However, the differentiation between essential and non-essential employees and agencies is a subjective one, and this time around those decisions would be made by White House Budget Director Jacob “Jack” Lew. A very liberal interpretation of the “essential” workforce could help ameliorate some of the pain. “There is a way in which the American people won’t feel the complete loss of government because a lot of services will be deemed essential,” says Max Steir, CEO of Partnership for Public Service, a nonpartisan think tank. “The more that the administration determines is essential, the less impact for the American people. Disruptions to medical research or investments in IT infrastructure wouldn’t have an immediate effect but be felt in the long term.”
Still, with the government spending approximately $540 billion annually on federal contracts, the force of a shutdown would be deeply felt, says Alan Chvotkin, executive vice-president of Professional Services Council, a trade organization that represents federal contractors.
And while whatever is designated as essential services will continue uninterrupted, a shutdown could mean major annoyances for everyday Americans. Based on what happened during the 1995-1996 shutdowns and precedents established by the White House and federal agencies going back three decades, here are examples of what would likely happen in the event of an impasse:
- National monuments, including the Lincoln Memorial and the Washington Monument, would be closed, as well as the Smithsonian museums in Washington and national parks ranging from Yellowstone to the Great Smoky Mountains National Park. An estimated 800,000 or more federal workers in the Washington area and around the country would be furloughed. That would include most civilian employees of the Pentagon and at military bases across the nation. Financial, health and welfare services for military veterans would be curbed.
- Visa and passport applications would come to a halt.
- The National Institutes of Health (NIH) would not admit new patients to its hospitals and research facilities in suburban Maryland. It would continue to treat admitted patients.
- Unemployment and welfare checks would almost certainly not be issued for the duration of the shutdown.
- Federal bankruptcy court cases would be held in abeyance.

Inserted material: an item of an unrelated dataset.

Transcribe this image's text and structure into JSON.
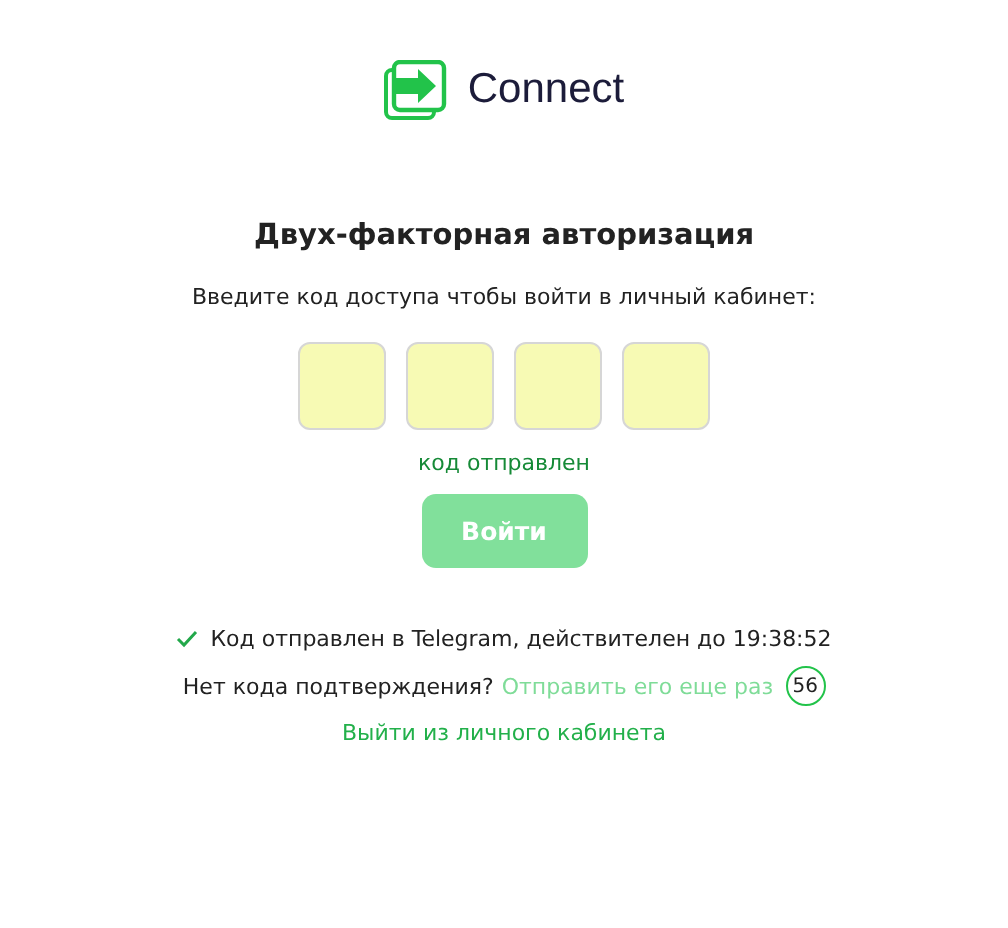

Is this 1995? Showdown over a Budget Crisis Shutdown (The Fiscal Times)
Gloomy Budget Mavens Predict Government Shutdown (The Fiscal Times)
Congress Plays Chicken with ‘Shutdown’ Rhetoric (The Fiscal Times)